RGM Magazine spent the long weekend at the Rebellion Punk Festival in Blackpool. The grand splendour of the Victorian Winter Gardens cannot be any further juxtaposed from the largest independent punk scene gathering in the UK.
With Six stages set within The Winter Gardens ornate walls, there is so much that makes it the perfect location for this event.
The Rebellion Festival takes place over four days in August every year, seeing thousands come through the doors. You get the general feel that it’s a place where old and new friends get together as one big family and there isn’t an age bracket.
Opening the weekend, the Essex based DIY punk duo The Meffs aka Lily on vocals/guitar and Lewis on drums stormed the stage in The Empress Ballroom. Rumoured to have been the biggest crowd in the history of The Rebellion, The Meffs pulled them in to full capacity.
Totally owning the stage Lily used the whole expanse to pace and get the crowd going before opening the set with Broken Britain, Broken Brains.
Three songs in and I struggled leaving the pit area but stayed firmly on the side-lines to listen. The crowd’s full participation and a sea of red and yellow Meffs t-shirts show that The Meffs are going from strength to strength.
Up The Meffs!
Back to The impressive Empress Ballroom and English four-piece Punk Rock Band U.K Subs led by vocalist Charlie Harper, who incidentally are on their final ever U.K tour, still pull the crowds in at The Rebellion and see in a new generation of younger fans. The crowd belting out Warhead was a sight to see.
Walking around the aptly named horseshoe, an area that loops around one of the central stages The Pavilion, I got a sensory overload from the band merch on offer from some of the hundreds of bands that are attending the festival.
The cream glazed tiled walls that are part of the historic building were adorned with posters advertising times and locations for various bands and the tables strewn with flyers.
It’s weird recognising band members mingling in with the hoards of people and not being mobbed, but just becoming part of the crowd as they chat at the stalls with other band members.
Arriving at The Pavilion I was just in time for Kaleko Urdangak a four-piece true Skinhead band from Spain who formed in 2011.
The Winter Gardens was now packed out and a queue was forming outside The Empress Ballroom for Neville Staples of The Specials, good to listen to the sounds I grew up with and watch the crowd bouncing on the wooden dance floor being transported back.
Bite Me not literally, but an all-girl band from London, formed four years ago and are on their 2nd year at Rebellion with new bassist Estee.
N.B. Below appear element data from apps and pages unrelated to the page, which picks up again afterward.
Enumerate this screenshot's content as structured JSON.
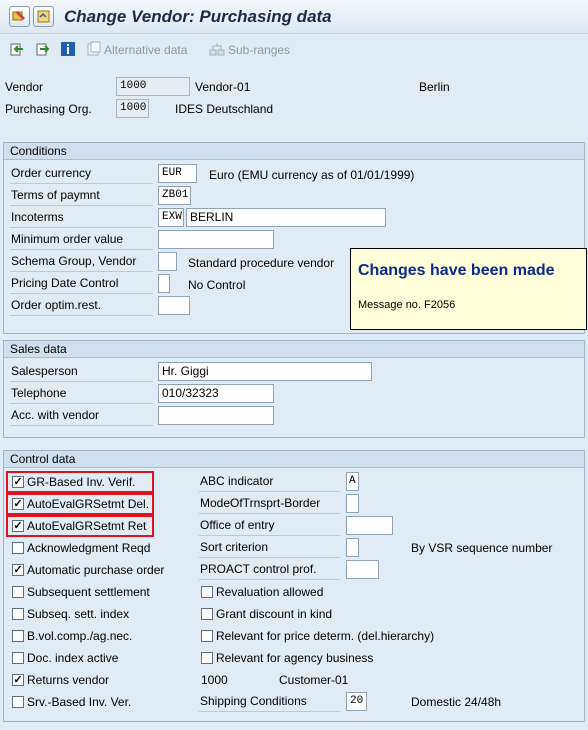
{
  "window": {
    "title": "Change Vendor: Purchasing data"
  },
  "toolbar": {
    "alternative_data_label": "Alternative data",
    "sub_ranges_label": "Sub-ranges"
  },
  "header": {
    "vendor_label": "Vendor",
    "vendor_value": "1000",
    "vendor_name": "Vendor-01",
    "vendor_city": "Berlin",
    "purch_org_label": "Purchasing Org.",
    "purch_org_value": "1000",
    "purch_org_name": "IDES Deutschland"
  },
  "conditions": {
    "title": "Conditions",
    "order_currency_label": "Order currency",
    "order_currency_value": "EUR",
    "order_currency_desc": "Euro (EMU currency as of 01/01/1999)",
    "terms_label": "Terms of paymnt",
    "terms_value": "ZB01",
    "incoterms_label": "Incoterms",
    "incoterms_value1": "EXW",
    "incoterms_value2": "BERLIN",
    "min_order_label": "Minimum order value",
    "min_order_value": "",
    "schema_label": "Schema Group, Vendor",
    "schema_value": "",
    "schema_desc": "Standard procedure vendor",
    "pricing_label": "Pricing Date Control",
    "pricing_value": "",
    "pricing_desc": "No Control",
    "optim_label": "Order optim.rest.",
    "optim_value": ""
  },
  "message": {
    "title": "Changes have been made",
    "number": "Message no. F2056"
  },
  "sales": {
    "title": "Sales data",
    "salesperson_label": "Salesperson",
    "salesperson_value": "Hr. Giggi",
    "telephone_label": "Telephone",
    "telephone_value": "010/32323",
    "acc_label": "Acc. with vendor",
    "acc_value": ""
  },
  "control": {
    "title": "Control data",
    "gr_based": {
      "label": "GR-Based Inv. Verif.",
      "checked": true
    },
    "auto_eval_del": {
      "label": "AutoEvalGRSetmt Del.",
      "checked": true
    },
    "auto_eval_ret": {
      "label": "AutoEvalGRSetmt Ret",
      "checked": true
    },
    "ack_reqd": {
      "label": "Acknowledgment Reqd",
      "checked": false
    },
    "auto_po": {
      "label": "Automatic purchase order",
      "checked": true
    },
    "subseq_settle": {
      "label": "Subsequent settlement",
      "checked": false
    },
    "subseq_index": {
      "label": "Subseq. sett. index",
      "checked": false
    },
    "bvol": {
      "label": "B.vol.comp./ag.nec.",
      "checked": false
    },
    "doc_index": {
      "label": "Doc. index active",
      "checked": false
    },
    "returns_vendor": {
      "label": "Returns vendor",
      "checked": true
    },
    "returns_vendor_value": "1000",
    "returns_vendor_name": "Customer-01",
    "srv_based": {
      "label": "Srv.-Based Inv. Ver.",
      "checked": false
    },
    "abc_label": "ABC indicator",
    "abc_value": "A",
    "mode_label": "ModeOfTrnsprt-Border",
    "mode_value": "",
    "office_label": "Office of entry",
    "office_value": "",
    "sort_label": "Sort criterion",
    "sort_value": "",
    "sort_desc": "By VSR sequence number",
    "proact_label": "PROACT control prof.",
    "proact_value": "",
    "reval": {
      "label": "Revaluation allowed",
      "checked": false
    },
    "grant": {
      "label": "Grant discount in kind",
      "checked": false
    },
    "relevant_price": {
      "label": "Relevant for price determ. (del.hierarchy)",
      "checked": false
    },
    "relevant_agency": {
      "label": "Relevant for agency business",
      "checked": false
    },
    "shipping_label": "Shipping Conditions",
    "shipping_value": "20",
    "shipping_desc": "Domestic 24/48h"
  }
}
Bite Me played one set at Almost Acoustic in the Spanish Bar, a light, bright stage and more relaxed for a slower paced acoustic session and tonight’s set in Club Casbah, a stage where Bite Me can be their bitchin, trashy, kickass, punk rock n roll playing selves.
Saturday evening and enter the one and only Buster Bloodvessel onto the main stage in The Empress Ballroom. Pulling out the 2-tone Ska classics ‘My Girl Lollipop ‘and ‘Lip Up Fatty’ to the delight of the crowd.
Hailing from Hastings the four-piece band Kid Kapichi (named after a nonsense sound, they heard on a loop) led by vocals Jack Wilson are described as a band of the future and are very much forerunners in their genre.
This is my second time seeing the band and I wasn’t disappointed.
Kicking off their set by throwing freebies into the crowd “anyone for a pack of beef jerky” an unusual set opener but an entertaining and interactive warmup.
The Empress Ballroom comes into play as Kid Kipachi get the crowd pumped up with I.N.V.U and the floorboards are rocking, literally.
RGM finishes the festival with Bob Vylan an English based grime rap and punk duo from London, made up of Bobby Vylan (vocals) and Bobbie Vylan (drums)
After last year’s move to The Empress Ballroom due to the smaller Arena not being able to cope with the capacity, it proved to be a good call, there was an air of anticipation before Bob Vylan entered the stage a slight pause and build up and for a full venue you could almost hear a pin drop. The crowd erupted, then back to the calm and quiet as Bobby did his usual warm up exercises before the set, with the rhythm of a slow contemporary dancer, although this was soon to be extinguished when within the first two minutes, he was over the pit barrier and into the crowd.
What a fantastic end to Rebellion Festival 2023, roll on next year.
A venue that saw over 300 alternative, punk and up- and- coming bands get together under one roof, Punk Bingo in the Theatre Bar, a bit of variety, the Spoken word and plenty of laughter.
Words by Gisela Szlatoszlavek
Photos by Gisela Szlatoszlavek and Craig Philip Szlatoszlavek